Monday, August 11, 2003

To delete or not to delete, that is the question... 

Once again, Shelley Powers provides much food for thought. The issue here is the deletion, or not, of blog archives. Here’s a few of my struggling thoughts which attempt to get a handle on some of the philosophy.

One of the unique features of the Web, and indeed of electronic communication in general, is that it allows timeshifting – dialogue can take place over an extended period, to suit the lifestyle, time zone and even speed of thought processes of the participants. Extended, but only up to a point, depending on the situation and application. The dialogue inevitably moves on.

It’s a bit like the frozen edge of a lake in winter. The ice already formed is the past – the ideas, thoughts (and even permalinks) that have been expressed, debated, written down, codified, related to other ideas. The free water in the middle of the lake is the made up of the embryonic ideas yet to be born and develop relationships with the other ideas milling around out there.
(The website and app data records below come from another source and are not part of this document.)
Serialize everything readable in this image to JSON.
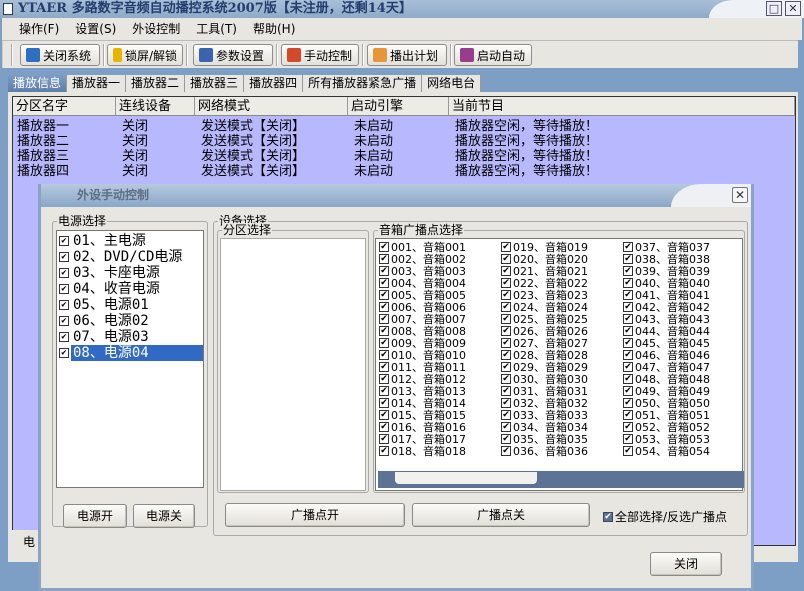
{
  "app": {
    "title": "YTAER 多路数字音频自动播控系统2007版【未注册，还剩14天】",
    "restore_label": "□",
    "close_label": "✕"
  },
  "menu": [
    {
      "label": "操作(F)"
    },
    {
      "label": "设置(S)"
    },
    {
      "label": "外设控制"
    },
    {
      "label": "工具(T)"
    },
    {
      "label": "帮助(H)"
    }
  ],
  "toolbar": [
    {
      "label": "关闭系统",
      "icon": "exit-icon",
      "color": "#2d6fc0"
    },
    {
      "label": "锁屏/解锁",
      "icon": "lock-icon",
      "color": "#e8b400"
    },
    {
      "label": "参数设置",
      "icon": "settings-icon",
      "color": "#3a64b0"
    },
    {
      "label": "手动控制",
      "icon": "palette-icon",
      "color": "#d24a2a"
    },
    {
      "label": "播出计划",
      "icon": "schedule-icon",
      "color": "#e6953a"
    },
    {
      "label": "启动自动",
      "icon": "auto-start-icon",
      "color": "#9a3c8c"
    }
  ],
  "tabs": [
    {
      "label": "播放信息",
      "active": true
    },
    {
      "label": "播放器一"
    },
    {
      "label": "播放器二"
    },
    {
      "label": "播放器三"
    },
    {
      "label": "播放器四"
    },
    {
      "label": "所有播放器紧急广播"
    },
    {
      "label": "网络电台"
    }
  ],
  "grid": {
    "columns": [
      "分区名字",
      "连线设备",
      "网络模式",
      "启动引擎",
      "当前节目"
    ],
    "rows": [
      [
        "播放器一",
        "关闭",
        "发送模式【关闭】",
        "未启动",
        "播放器空闲，等待播放！"
      ],
      [
        "播放器二",
        "关闭",
        "发送模式【关闭】",
        "未启动",
        "播放器空闲，等待播放！"
      ],
      [
        "播放器三",
        "关闭",
        "发送模式【关闭】",
        "未启动",
        "播放器空闲，等待播放！"
      ],
      [
        "播放器四",
        "关闭",
        "发送模式【关闭】",
        "未启动",
        "播放器空闲，等待播放！"
      ]
    ]
  },
  "status_left": "电源",
  "dialog": {
    "title": "外设手动控制",
    "close_label": "✕",
    "power_group": "电源选择",
    "power_items": [
      {
        "label": "01、主电源",
        "checked": true
      },
      {
        "label": "02、DVD/CD电源",
        "checked": true
      },
      {
        "label": "03、卡座电源",
        "checked": true
      },
      {
        "label": "04、收音电源",
        "checked": true
      },
      {
        "label": "05、电源01",
        "checked": true
      },
      {
        "label": "06、电源02",
        "checked": true
      },
      {
        "label": "07、电源03",
        "checked": true
      },
      {
        "label": "08、电源04",
        "checked": true,
        "selected": true
      }
    ],
    "power_on": "电源开",
    "power_off": "电源关",
    "device_group": "设备选择",
    "zone_group": "分区选择",
    "speaker_group": "音箱广播点选择",
    "broadcast_on": "广播点开",
    "broadcast_off": "广播点关",
    "select_all_label": "全部选择/反选广播点",
    "select_all_checked": true,
    "close_button": "关闭"
  }
}
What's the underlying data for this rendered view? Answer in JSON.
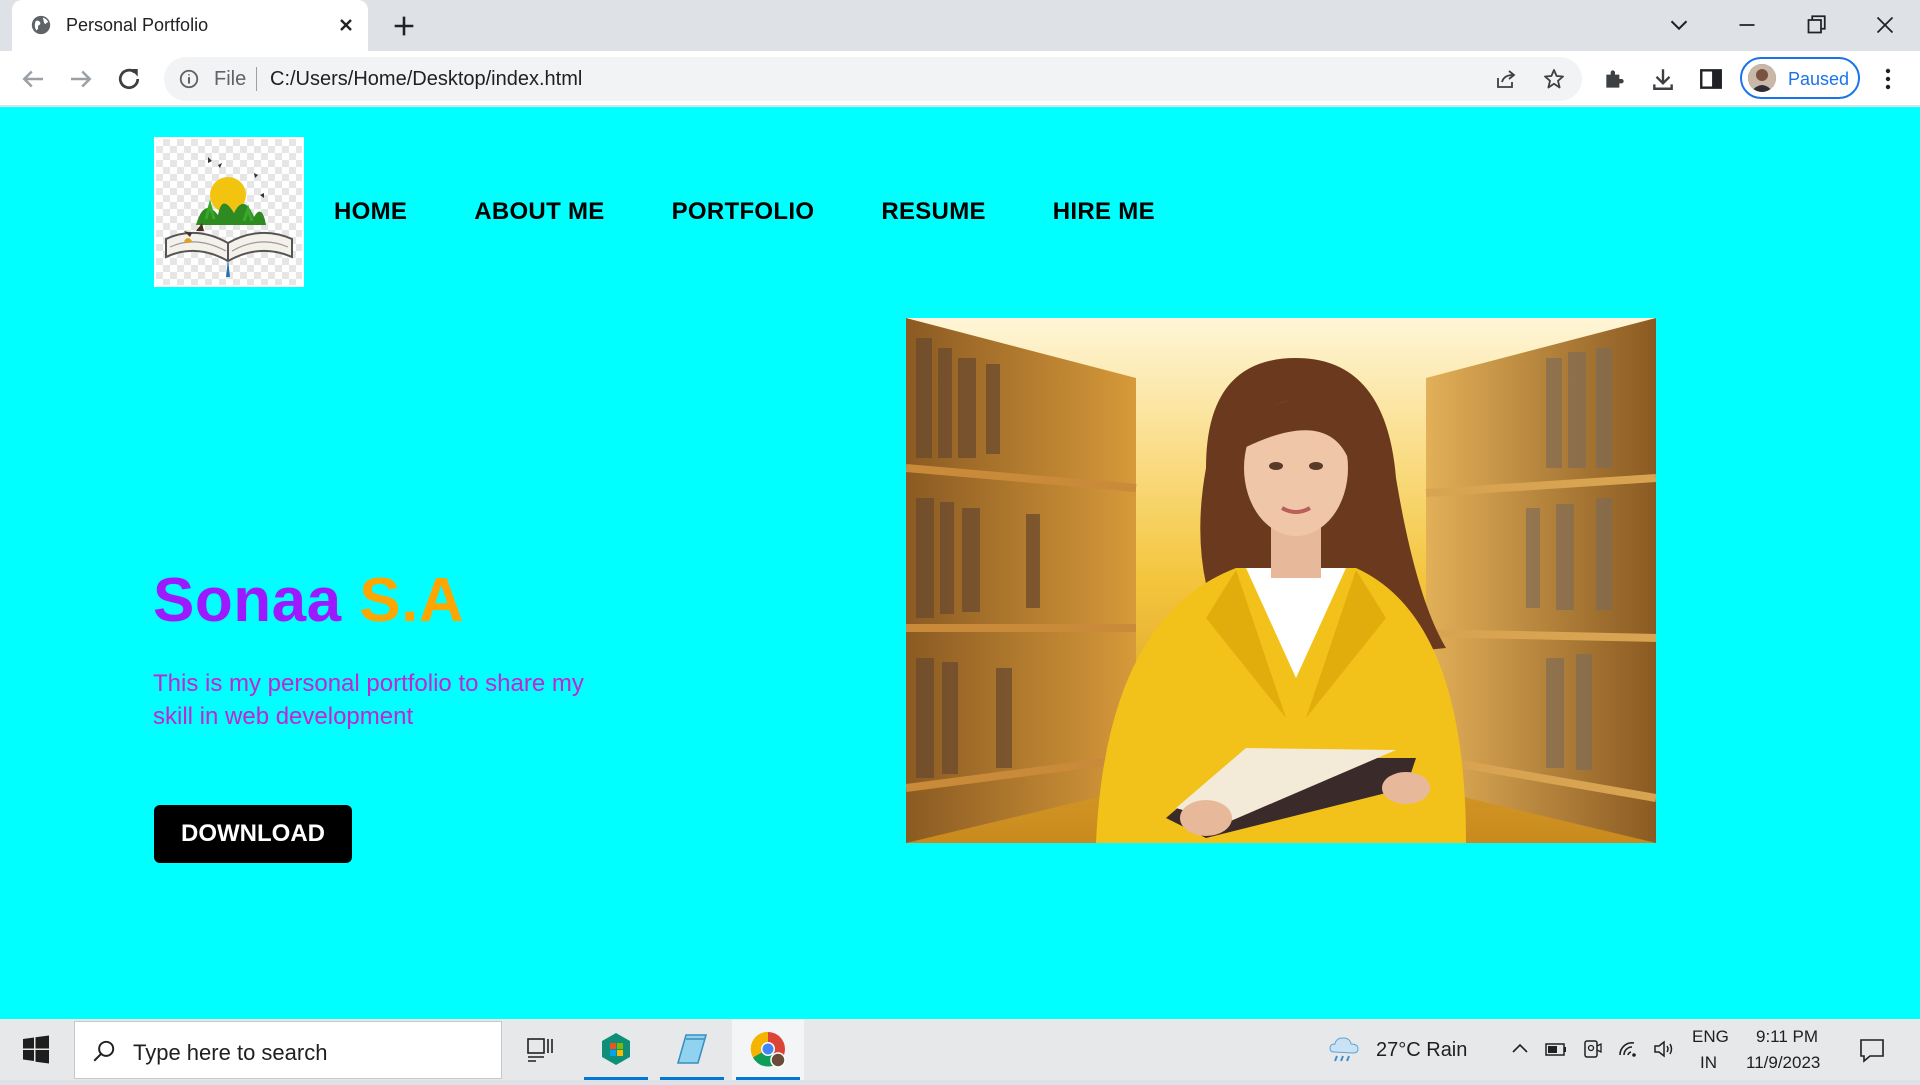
{
  "browser": {
    "tab_title": "Personal Portfolio",
    "scheme_label": "File",
    "url": "C:/Users/Home/Desktop/index.html",
    "profile_label": "Paused"
  },
  "nav": {
    "items": [
      "HOME",
      "ABOUT ME",
      "PORTFOLIO",
      "RESUME",
      "HIRE ME"
    ]
  },
  "hero": {
    "first_name": "Sonaa",
    "last_name": "S.A",
    "description": "This is my personal portfolio to share my skill in web development",
    "button_label": "DOWNLOAD"
  },
  "colors": {
    "page_background": "#00ffff",
    "first_name": "#9d1aff",
    "last_name": "#ffa500",
    "description": "#c026d3",
    "button": "#000000"
  },
  "taskbar": {
    "search_placeholder": "Type here to search",
    "weather": "27°C  Rain",
    "language": "ENG",
    "region": "IN",
    "time": "9:11 PM",
    "date": "11/9/2023"
  }
}
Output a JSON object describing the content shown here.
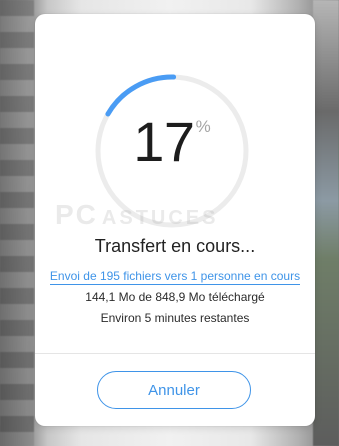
{
  "progress": {
    "value": 17,
    "percent_label": "17",
    "percent_sign": "%",
    "ring_track_color": "#ececec",
    "ring_fill_color": "#4a9cf4"
  },
  "watermark": {
    "primary": "PC",
    "secondary": "ASTUCES"
  },
  "transfer": {
    "title": "Transfert en cours...",
    "link_text": "Envoi de 195 fichiers vers 1 personne en cours",
    "size_text": "144,1 Mo de 848,9 Mo téléchargé",
    "eta_text": "Environ 5 minutes restantes"
  },
  "actions": {
    "cancel_label": "Annuler"
  }
}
The really interesting place is the boundary between ice and water, where the semi-random, semi-chaotic processes of interaction, both predicatable and chance, result in new ideas, new structures crystallising out of the fluidity of our thought processes.

I’m usually wary about taking analogies too far, but in some ways this analogy may be quite precise. Just as a free water molecule at the edge of the ice stops being chaotic and develops bonds with the molecules in the ice crystal lattice, so ideas being formed latch on to ideas already expressed and so themselves become part of the lattice. (If you want, you could develop it still further: editing posts becomes melting and re-freezing; broken links are holes in the ice – I’m sure the imaginative could think of more but I become less sure of the usefulness of the analogy the further it gets stretched. Analogies are useful in that they provide a bridge between the familiar and the unfamiliar, but only remain useful if the land at the end of the bridge is terra firma and not a mirage).

Ideas rarely develop in isolation; instead they grow through a process of dialogue, even if that is internal dialogue within one person. In normal conversation that development process is usually never recorded, but developing ideas on the web through the medium of a blog is perhaps unique in the way it allows the process – or as much of the process as the participants are willing to expose - to be captured and recorded. So there might just be an opportunity there to begin to find an answer to the question “Where does knowledge come from?”

We write in order to have influence – even if only influence on ourselves, giving order to a chaotic mass of semi-structured thoughts. If the writing is successful, in that it has influence, it is no longer an isolated object but becomes part of a wider web (in the most general sense of the word) of cause and effect. I think Maria is spot on when she says:

“Just think, by the fact that this piece of writing existed, by the virtue that it was read, it has helped shape some of the currents and it has made some tides rise, where there would be no currents, or where the sea would be calm as a lake. In this sense, the Web is never broken, and this sense, there is no taking away that which was once cast out there on the open waters of the Internet.”

So deleting an archive will only delete the record of the words. The idea lives on in the influence it has had.

Mind you, deletion might prevent the words having further influence. The world is a strange and chaotic place, and isolated lumps of history have a habit of surfacing when you least expect them…

Back to current posts